Last edited 16 Mar 2023

The use of packaging in the construction industry

Pallet-gd00e04db0 1280.jpg

Packaging is an essential component of the construction industry, protecting goods during transit and ensuring the product remains intact on site.

One of the most common types of packaging is shrink wrap, a plastic film that is wrapped around a product and shrunk using heat. It is commonly used to protect building materials such as timber, metal, and bricks during transit. Shrink wrap is also used to protect products from the elements on site, preventing damage from moisture, dust, and debris.

Another popular packaging solution is corrugated cardboard. Corrugated cardboard is a durable and lightweight material that is ideal for packaging heavy items such as tiles and bathroom fixtures. It is also commonly used to transport smaller construction items such as screws, nails, and bolts.

Wooden crates are also a popular packaging solution in the construction industry. They are commonly used to transport larger items such as windows, doors, and bathroom fittings. Wooden crates provide excellent protection for fragile products, preventing damage during transit.

Plastic packaging is also widely used in the construction industry. Plastic bags are commonly used to store smaller items, while plastic sheeting is used to cover larger items and protect them from the elements. Plastic packaging is also used to wrap pallets, providing a protective barrier during transit.

Whilst not strictly a form of packaging, pallets are widely used for transporting and storing building materials and equipment.

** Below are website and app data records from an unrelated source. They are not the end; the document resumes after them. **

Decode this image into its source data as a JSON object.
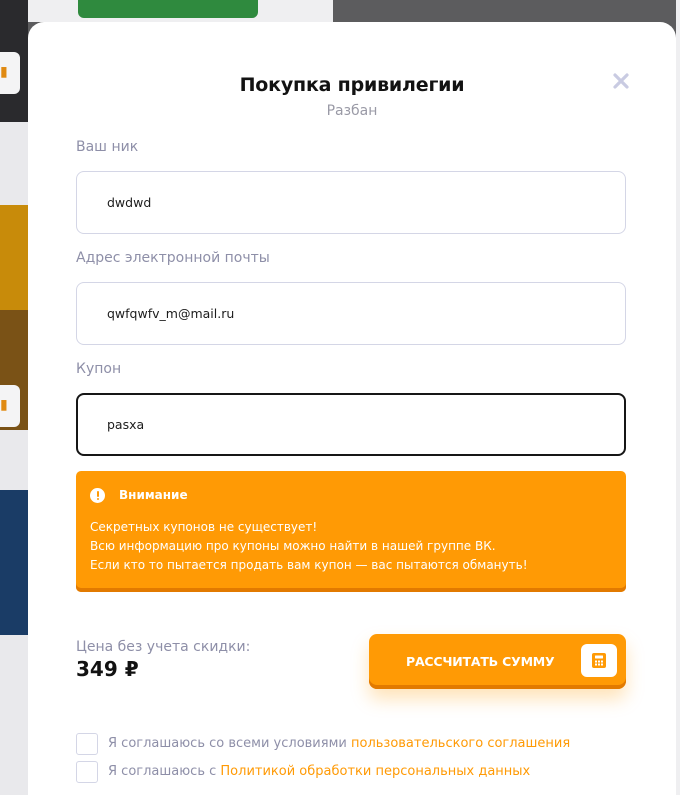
{
  "modal": {
    "title": "Покупка привилегии",
    "subtitle": "Разбан",
    "close_icon": "close-icon"
  },
  "form": {
    "nick_label": "Ваш ник",
    "nick_value": "dwdwd",
    "email_label": "Адрес электронной почты",
    "email_value": "qwfqwfv_m@mail.ru",
    "coupon_label": "Купон",
    "coupon_value": "pasxa"
  },
  "alert": {
    "icon": "warning-icon",
    "title": "Внимание",
    "line1": "Секретных купонов не существует!",
    "line2": "Всю информацию про купоны можно найти в нашей группе ВК.",
    "line3": "Если кто то пытается продать вам купон — вас пытаются обмануть!"
  },
  "price": {
    "label": "Цена без учета скидки:",
    "value": "349 ₽"
  },
  "calculate": {
    "label": "РАССЧИТАТЬ СУММУ",
    "icon": "calculator-icon"
  },
  "agreements": {
    "terms_prefix": "Я соглашаюсь со всеми условиями ",
    "terms_link": "пользовательского соглашения",
    "privacy_prefix": "Я соглашаюсь с ",
    "privacy_link": "Политикой обработки персональных данных"
  },
  "colors": {
    "accent": "#ff9a05",
    "label": "#8e8fa8",
    "overlay": "#5c5c5e"
  }
}
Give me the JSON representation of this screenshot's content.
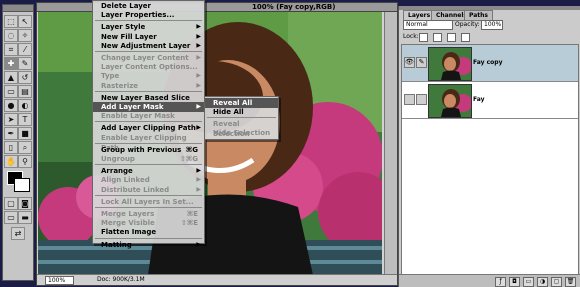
{
  "image_window": {
    "title": "100% (Fay copy,RGB)",
    "zoom": "100%",
    "doc_info": "Doc: 900K/3.1M"
  },
  "layer_menu": {
    "items": [
      {
        "label": "Delete Layer",
        "enabled": true
      },
      {
        "label": "Layer Properties...",
        "enabled": true
      },
      {
        "label": "Layer Style",
        "enabled": true,
        "submenu": true
      },
      {
        "label": "New Fill Layer",
        "enabled": true,
        "submenu": true
      },
      {
        "label": "New Adjustment Layer",
        "enabled": true,
        "submenu": true
      },
      {
        "label": "Change Layer Content",
        "enabled": false,
        "submenu": true
      },
      {
        "label": "Layer Content Options...",
        "enabled": false
      },
      {
        "label": "Type",
        "enabled": false,
        "submenu": true
      },
      {
        "label": "Rasterize",
        "enabled": false,
        "submenu": true
      },
      {
        "label": "New Layer Based Slice",
        "enabled": true
      },
      {
        "label": "Add Layer Mask",
        "enabled": true,
        "submenu": true,
        "highlighted": true
      },
      {
        "label": "Enable Layer Mask",
        "enabled": false
      },
      {
        "label": "Add Layer Clipping Path",
        "enabled": true,
        "submenu": true
      },
      {
        "label": "Enable Layer Clipping Path",
        "enabled": false
      },
      {
        "label": "Group with Previous",
        "enabled": true,
        "shortcut": "⌘G"
      },
      {
        "label": "Ungroup",
        "enabled": false,
        "shortcut": "⇧⌘G"
      },
      {
        "label": "Arrange",
        "enabled": true,
        "submenu": true
      },
      {
        "label": "Align Linked",
        "enabled": false,
        "submenu": true
      },
      {
        "label": "Distribute Linked",
        "enabled": false,
        "submenu": true
      },
      {
        "label": "Lock All Layers In Set...",
        "enabled": false
      },
      {
        "label": "Merge Layers",
        "enabled": false,
        "shortcut": "⌘E"
      },
      {
        "label": "Merge Visible",
        "enabled": false,
        "shortcut": "⇧⌘E"
      },
      {
        "label": "Flatten Image",
        "enabled": true
      },
      {
        "label": "Matting",
        "enabled": true,
        "submenu": true
      }
    ]
  },
  "mask_submenu": {
    "items": [
      {
        "label": "Reveal All",
        "enabled": true,
        "highlighted": true
      },
      {
        "label": "Hide All",
        "enabled": true
      },
      {
        "label": "Reveal Selection",
        "enabled": false
      },
      {
        "label": "Hide Selection",
        "enabled": false
      }
    ]
  },
  "layers_palette": {
    "tabs": [
      "Layers",
      "Channels",
      "Paths"
    ],
    "active_tab": "Layers",
    "blend_mode": "Normal",
    "opacity_label": "Opacity:",
    "opacity_value": "100%",
    "lock_label": "Lock:",
    "layers": [
      {
        "name": "Fay copy",
        "selected": true,
        "visible": true
      },
      {
        "name": "Fay",
        "selected": false,
        "visible": false
      }
    ]
  },
  "colors": {
    "menu_highlight": "#555555",
    "selected_layer": "#b8ccd8",
    "desktop": "#1b1d46"
  }
}
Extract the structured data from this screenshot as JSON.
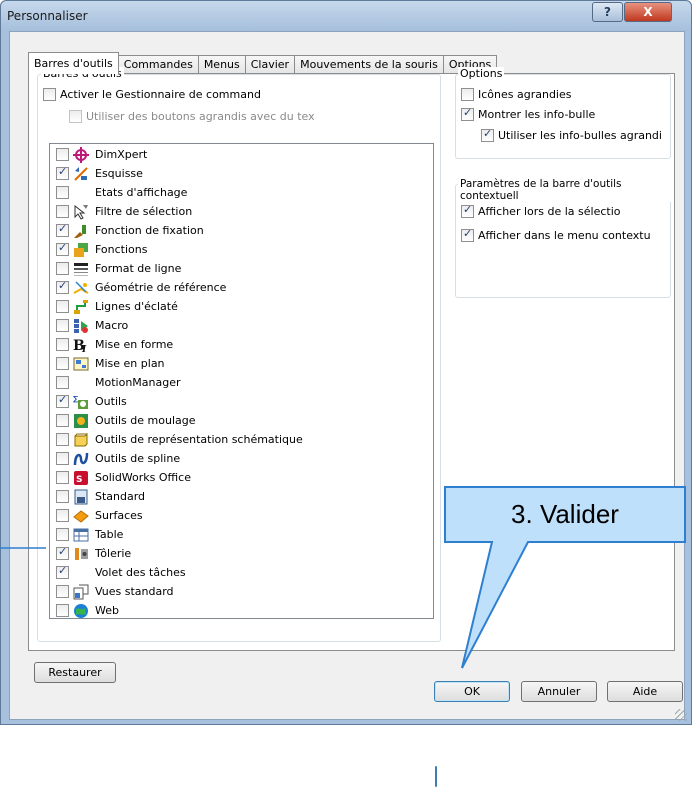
{
  "window": {
    "title": "Personnaliser",
    "help_glyph": "?",
    "close_glyph": "X"
  },
  "tabs": [
    "Barres d'outils",
    "Commandes",
    "Menus",
    "Clavier",
    "Mouvements de la souris",
    "Options"
  ],
  "toolbars_group": {
    "title": "Barres d'outils",
    "enable_manager": {
      "label": "Activer le Gestionnaire de command",
      "checked": false
    },
    "large_buttons": {
      "label": "Utiliser des boutons agrandis avec du tex",
      "checked": false,
      "disabled": true
    }
  },
  "toolbar_list": [
    {
      "label": "DimXpert",
      "checked": false,
      "icon": "dimxpert-icon"
    },
    {
      "label": "Esquisse",
      "checked": true,
      "icon": "sketch-icon"
    },
    {
      "label": "Etats d'affichage",
      "checked": false,
      "icon": ""
    },
    {
      "label": "Filtre de sélection",
      "checked": false,
      "icon": "selection-filter-icon"
    },
    {
      "label": "Fonction de fixation",
      "checked": true,
      "icon": "fastening-icon"
    },
    {
      "label": "Fonctions",
      "checked": true,
      "icon": "features-icon"
    },
    {
      "label": "Format de ligne",
      "checked": false,
      "icon": "line-format-icon"
    },
    {
      "label": "Géométrie de référence",
      "checked": true,
      "icon": "reference-geometry-icon"
    },
    {
      "label": "Lignes d'éclaté",
      "checked": false,
      "icon": "explode-lines-icon"
    },
    {
      "label": "Macro",
      "checked": false,
      "icon": "macro-icon"
    },
    {
      "label": "Mise en forme",
      "checked": false,
      "icon": "formatting-icon"
    },
    {
      "label": "Mise en plan",
      "checked": false,
      "icon": "drawing-icon"
    },
    {
      "label": "MotionManager",
      "checked": false,
      "icon": ""
    },
    {
      "label": "Outils",
      "checked": true,
      "icon": "tools-icon"
    },
    {
      "label": "Outils de moulage",
      "checked": false,
      "icon": "mold-tools-icon"
    },
    {
      "label": "Outils de représentation schématique",
      "checked": false,
      "icon": "schematic-icon"
    },
    {
      "label": "Outils de spline",
      "checked": false,
      "icon": "spline-tools-icon"
    },
    {
      "label": "SolidWorks Office",
      "checked": false,
      "icon": "solidworks-office-icon"
    },
    {
      "label": "Standard",
      "checked": false,
      "icon": "standard-icon"
    },
    {
      "label": "Surfaces",
      "checked": false,
      "icon": "surfaces-icon"
    },
    {
      "label": "Table",
      "checked": false,
      "icon": "table-icon"
    },
    {
      "label": "Tôlerie",
      "checked": true,
      "icon": "sheet-metal-icon"
    },
    {
      "label": "Volet des tâches",
      "checked": true,
      "icon": ""
    },
    {
      "label": "Vues standard",
      "checked": false,
      "icon": "standard-views-icon"
    },
    {
      "label": "Web",
      "checked": false,
      "icon": "web-icon"
    }
  ],
  "options_group": {
    "title": "Options",
    "large_icons": {
      "label": "Icônes agrandies",
      "checked": false
    },
    "show_tooltips": {
      "label": "Montrer les info-bulle",
      "checked": true
    },
    "large_tooltips": {
      "label": "Utiliser les info-bulles agrandi",
      "checked": true
    }
  },
  "context_group": {
    "title": "Paramètres de la barre d'outils contextuell",
    "on_selection": {
      "label": "Afficher lors de la sélectio",
      "checked": true
    },
    "in_context_menu": {
      "label": "Afficher dans le menu contextu",
      "checked": true
    }
  },
  "buttons": {
    "restore": "Restaurer",
    "ok": "OK",
    "cancel": "Annuler",
    "help": "Aide"
  },
  "callout": {
    "text": "3. Valider",
    "fill": "#bfe0fb",
    "border": "#2f7fd0"
  },
  "colors": {
    "window_frame": "#a7c0dd",
    "dialog_bg": "#f0f0f0",
    "close_red": "#c0391f"
  }
}
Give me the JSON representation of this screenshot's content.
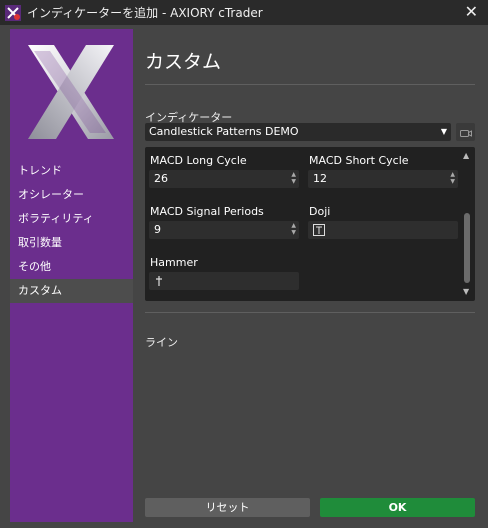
{
  "window": {
    "title": "インディケーターを追加 - AXIORY cTrader"
  },
  "sidebar": {
    "items": [
      {
        "label": "トレンド",
        "active": false
      },
      {
        "label": "オシレーター",
        "active": false
      },
      {
        "label": "ボラティリティ",
        "active": false
      },
      {
        "label": "取引数量",
        "active": false
      },
      {
        "label": "その他",
        "active": false
      },
      {
        "label": "カスタム",
        "active": true
      }
    ]
  },
  "main": {
    "heading": "カスタム",
    "indicator_label": "インディケーター",
    "indicator_selected": "Candlestick Patterns DEMO",
    "params": {
      "macd_long": {
        "label": "MACD Long Cycle",
        "value": "26"
      },
      "macd_short": {
        "label": "MACD Short Cycle",
        "value": "12"
      },
      "macd_signal": {
        "label": "MACD Signal Periods",
        "value": "9"
      },
      "doji": {
        "label": "Doji"
      },
      "hammer": {
        "label": "Hammer"
      }
    },
    "line_label": "ライン"
  },
  "footer": {
    "reset_label": "リセット",
    "ok_label": "OK"
  },
  "colors": {
    "sidebar": "#6b2e8d",
    "ok": "#1f8c3a",
    "reset": "#5f5f5f",
    "background": "#454545"
  }
}
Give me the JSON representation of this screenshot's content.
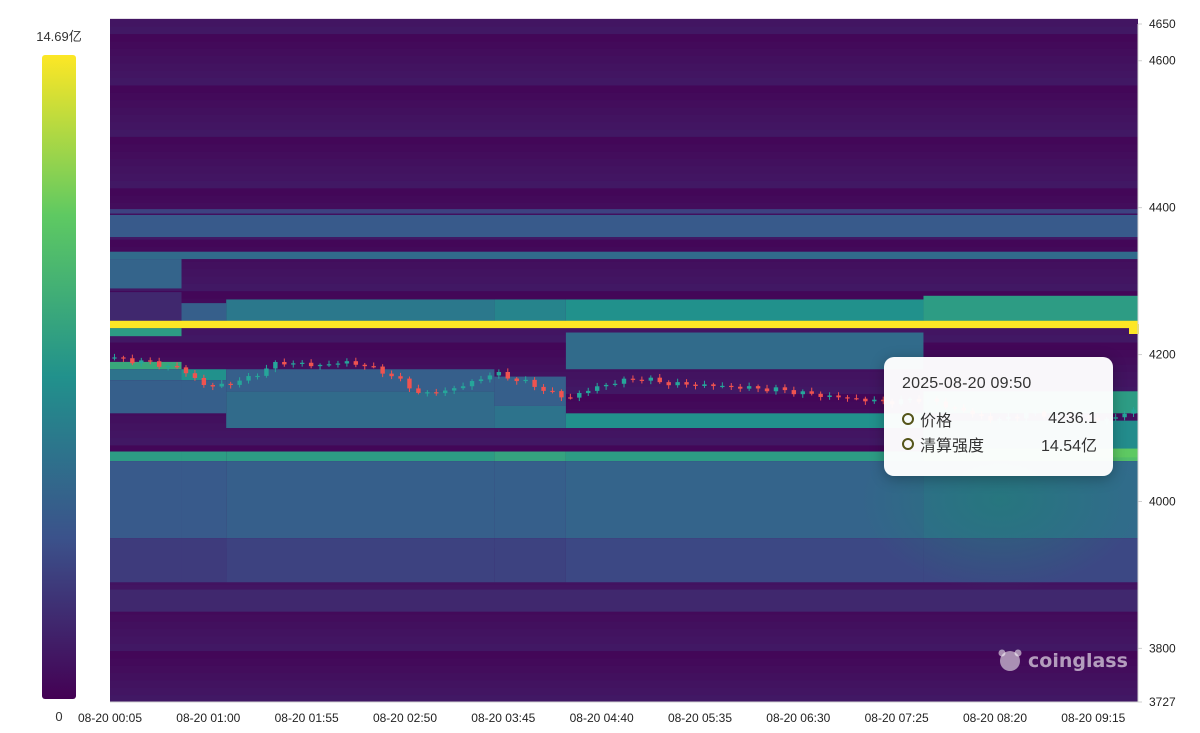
{
  "colors": {
    "scale": [
      "#440154",
      "#3b528b",
      "#21918c",
      "#5ec962",
      "#fde725"
    ],
    "candle_up": "#26a69a",
    "candle_down": "#ef5350"
  },
  "colorbar": {
    "max_label": "14.69亿",
    "min_label": "0"
  },
  "tooltip": {
    "time": "2025-08-20 09:50",
    "rows": [
      {
        "label": "价格",
        "value": "4236.1"
      },
      {
        "label": "清算强度",
        "value": "14.54亿"
      }
    ]
  },
  "watermark": {
    "text": "coinglass",
    "icon": "coinglass-logo-icon"
  },
  "chart_data": {
    "type": "heatmap",
    "title": "",
    "xlabel": "",
    "ylabel": "",
    "ylim": [
      3727,
      4650
    ],
    "value_range": [
      0,
      14.69
    ],
    "value_unit": "亿",
    "y_ticks": [
      4650,
      4600,
      4400,
      4200,
      4000,
      3800,
      3727
    ],
    "x_ticks": [
      "08-20 00:05",
      "08-20 01:00",
      "08-20 01:55",
      "08-20 02:50",
      "08-20 03:45",
      "08-20 04:40",
      "08-20 05:35",
      "08-20 06:30",
      "08-20 07:25",
      "08-20 08:20",
      "08-20 09:15"
    ],
    "x_tick_minutes": [
      5,
      60,
      115,
      170,
      225,
      280,
      335,
      390,
      445,
      500,
      555
    ],
    "x_range_minutes": [
      5,
      580
    ],
    "segments": [
      {
        "start": 5,
        "end": 45,
        "bands": [
          [
            4225,
            4236,
            0.55
          ],
          [
            4180,
            4190,
            0.6
          ],
          [
            4165,
            4180,
            0.38
          ],
          [
            4120,
            4165,
            0.3
          ],
          [
            4240,
            4285,
            0.12
          ],
          [
            4290,
            4330,
            0.32
          ],
          [
            4055,
            4068,
            0.55
          ],
          [
            3950,
            4055,
            0.28
          ],
          [
            3890,
            3950,
            0.18
          ]
        ]
      },
      {
        "start": 45,
        "end": 70,
        "bands": [
          [
            4240,
            4270,
            0.3
          ],
          [
            4165,
            4180,
            0.5
          ],
          [
            4120,
            4165,
            0.3
          ],
          [
            4055,
            4068,
            0.55
          ],
          [
            3950,
            4055,
            0.28
          ],
          [
            3890,
            3950,
            0.18
          ]
        ]
      },
      {
        "start": 70,
        "end": 220,
        "bands": [
          [
            4240,
            4275,
            0.4
          ],
          [
            4150,
            4180,
            0.3
          ],
          [
            4100,
            4150,
            0.35
          ],
          [
            4055,
            4068,
            0.55
          ],
          [
            3950,
            4055,
            0.3
          ],
          [
            3890,
            3950,
            0.2
          ]
        ]
      },
      {
        "start": 220,
        "end": 260,
        "bands": [
          [
            4240,
            4275,
            0.45
          ],
          [
            4130,
            4170,
            0.3
          ],
          [
            4100,
            4130,
            0.38
          ],
          [
            4055,
            4068,
            0.58
          ],
          [
            3950,
            4055,
            0.3
          ],
          [
            3890,
            3950,
            0.2
          ]
        ]
      },
      {
        "start": 260,
        "end": 460,
        "bands": [
          [
            4240,
            4275,
            0.5
          ],
          [
            4180,
            4230,
            0.35
          ],
          [
            4100,
            4120,
            0.5
          ],
          [
            4055,
            4068,
            0.55
          ],
          [
            3950,
            4055,
            0.32
          ],
          [
            3890,
            3950,
            0.22
          ]
        ]
      },
      {
        "start": 460,
        "end": 580,
        "bands": [
          [
            4240,
            4280,
            0.55
          ],
          [
            4120,
            4150,
            0.55
          ],
          [
            4068,
            4110,
            0.48
          ],
          [
            4055,
            4068,
            0.7
          ],
          [
            4060,
            4072,
            0.75
          ],
          [
            3950,
            4055,
            0.35
          ],
          [
            3890,
            3950,
            0.22
          ]
        ]
      }
    ],
    "global_bands": [
      [
        4330,
        4340,
        0.35
      ],
      [
        4360,
        4390,
        0.28
      ],
      [
        4392,
        4398,
        0.2
      ],
      [
        4236,
        4246,
        1.0
      ],
      [
        3850,
        3880,
        0.12
      ]
    ],
    "price_series": {
      "x_minutes": [
        5,
        25,
        45,
        60,
        80,
        100,
        120,
        140,
        160,
        180,
        200,
        220,
        240,
        260,
        280,
        300,
        320,
        340,
        360,
        380,
        400,
        420,
        440,
        460,
        480,
        500,
        520,
        540,
        560,
        580
      ],
      "close": [
        4195,
        4190,
        4180,
        4155,
        4165,
        4190,
        4185,
        4190,
        4175,
        4145,
        4155,
        4175,
        4160,
        4140,
        4158,
        4168,
        4160,
        4158,
        4155,
        4152,
        4145,
        4140,
        4135,
        4140,
        4125,
        4110,
        4120,
        4118,
        4110,
        4125
      ]
    }
  }
}
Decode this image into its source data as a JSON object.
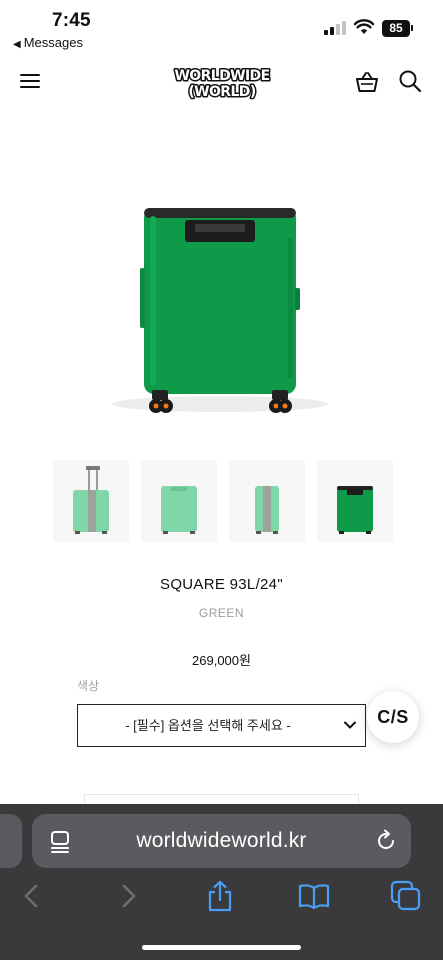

They are flat structures, generally made of wood that provide a stable base for stacking and moving goods.

Pallets are often used to transport heavy and bulky items so they can be easily moved using a forklift or pallet jack, which saves time and reduces the risk of injury.

They are also used for storing building materials on construction sites. This allows materials to be stored off the ground and helps to keep them dry and free from debris. Storing materials on pallets also makes it easier to organise and locate them when needed.

The amount of waste produced by packaging in the UK construction industry is significant. However, it is difficult to provide an exact figure as the waste generated can vary depending on the materials used, the size and weight of the product being packaged, and the disposal methods used.

According to a report by the UK Green Building Council, the construction and demolition sector generates approximately 120 million tonnes of waste each year, with packaging accounting for a significant proportion of this waste. They also suggest the construction industry is responsible for approximately 32% of all waste sent to landfill in the UK. This waste includes packaging materials such as plastic bags, shrink wrap, cardboard boxes, and wooden pallets.

The 1996 Finance Act introduced a tax on waste disposal on all landfill sites registered in the UK.

For more information see: Landfill tax.

Partly as a result of this, the construction industry has made significant progress in recent years in reducing the amount of waste generated by packaging. Many companies in the industry have implemented recycling and waste reduction schemes, and there has been a shift towards the use of more sustainable and eco-friendly packaging materials. For example, some companies have started using biodegradable packaging materials such as biodegradable plastics and compostable paper products. Others have implemented closed-loop systems where packaging materials are reused or recycled within the supply chain.

A site waste management plan (SWMP) can be prepared before construction begins, describing how materials will be managed efficiently and disposed of legally during the construction of the works, and explaining how the re-use and recycling of materials will be maximised.

For more information see: Site waste management plan.

[edit] Related articles on Designing Buildings


[edit] To make a comment about this article, or to suggest changes, click 'Add a comment' above. Separate your comments from any existing comments by inserting a horizontal line.

Designing Buildings Anywhere

Get the Firefox add-on to access 20,000 definitions direct from any website

Find out more Accept cookies and
don't show me this again